In this regard, today’s Gospel can also help us. “Learn from me,” says Jesus, “for I am gentle and humble of heart.” It will be the quality of our own lives, the witness of our Christian conviction, and the gentle humility which characterises us, which will convince others that we have a message worth listening to. It will be, in other words, the extent to which we are united to Jesus and ready to learn from Him. We will then, as Pope Benedict urged us, be a Church, a people, who propose ceaselessly but never impose.

Of course, what we are called to promote ceaselessly is the fact that life is a gift from God. We are not autonomous rulers over life but receivers and guardians of this precious gift. In our Judeao-Christian tradition, this is expressed in the fundamental commandment: thou shalt not kill. In our Catholic faith, this is absolutely foundational for us: no-one, in any situation, has the right to take an innocent life. In our own time, we see this fundamental conviction being constantly challenged and relativised. So many people look with puzzlement, incomprehension and even hostility at us because we continue to proclaim and defend the sanctity of every human life. But the truth is, as Pope Francis has reminded us, if the most fundamental of human rights, the right to life, is disregarded or denied, then there is simply no solid basis for any other right.

There can be no doubt about where the Catholic faith stands on these matters. In the case of abortion, for example, Pope Francis has reminded us that “every child that isn’t born, but is unjustly condemned to be aborted, has the face of Jesus Christ, has the face of the Lord”. In saying this, the Pope is pointing us to another pillar of our faith. Not only is every human life a gift from the Lord: every human person is made in the image and likeness of God.

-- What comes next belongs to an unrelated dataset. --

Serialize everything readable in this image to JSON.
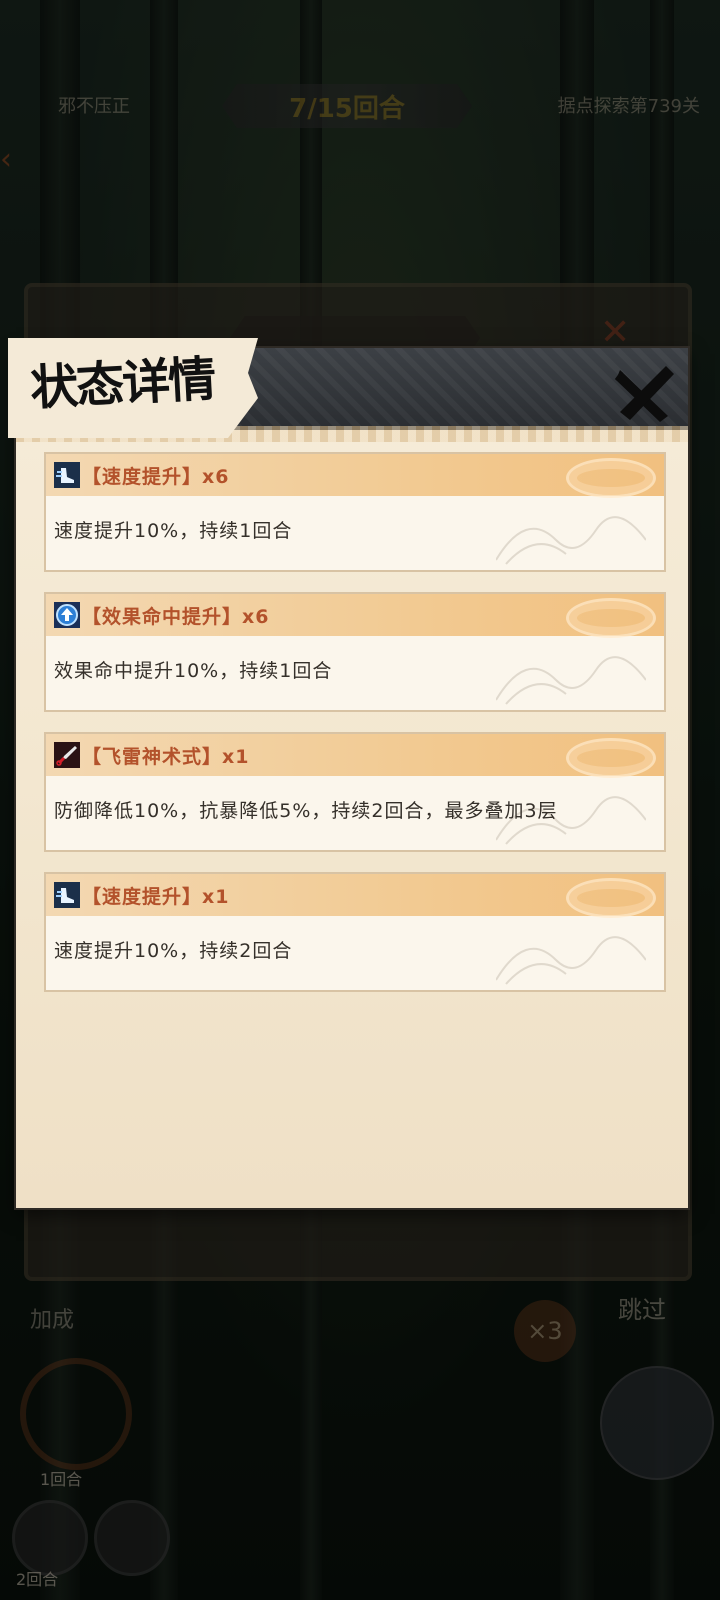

It is this belief, coupled with the conviction that the great task of the Church is to be the living sign of the ongoing presence of the Lord among us, that leads Pope Francis to remind us of another essential dimension of our call to be promoters and defenders of life. As disciples of Christ, members of His body, it is His face we must present to our world, His compassion people must experience in every encounter with us, His words they must hear coming from our lips. In this regard, we might remember the story of the encounter between Jesus and the woman caught in adultery. At the end of that encounter, Jesus told the woman to “go, and sin no more”. But, before He said that to her, before, perhaps, she was even able to really hear those words, He had first of all said to her, “I do not condemn you”. Pope Francis has told us that, as members of the Lord’s Church, we must be “healers of wounds and warmers of hearts”. And why? Because Jesus was, and we are His disciples.

Our first Australian saint, St Mary of the Cross Mackillop, is famous for encouraging her sisters to “never see a need without doing something about it”. There is a great need in our time to celebrate, protect, welcome and promote God’s foundational gift of life. We must all do something about it. That is why we are here this morning. St Mary Mackillop is less well known for also encouraging her sisters to “never forget who it is you are following”. It is only by learning from the one who is meek and humble of heart, and by being living images of Him as we seek to do something about this great challenge of our times, that God will be able to bring about, also through us, a renewal in the minds and hearts of the people of our time.

May God guide us all in this great challenge.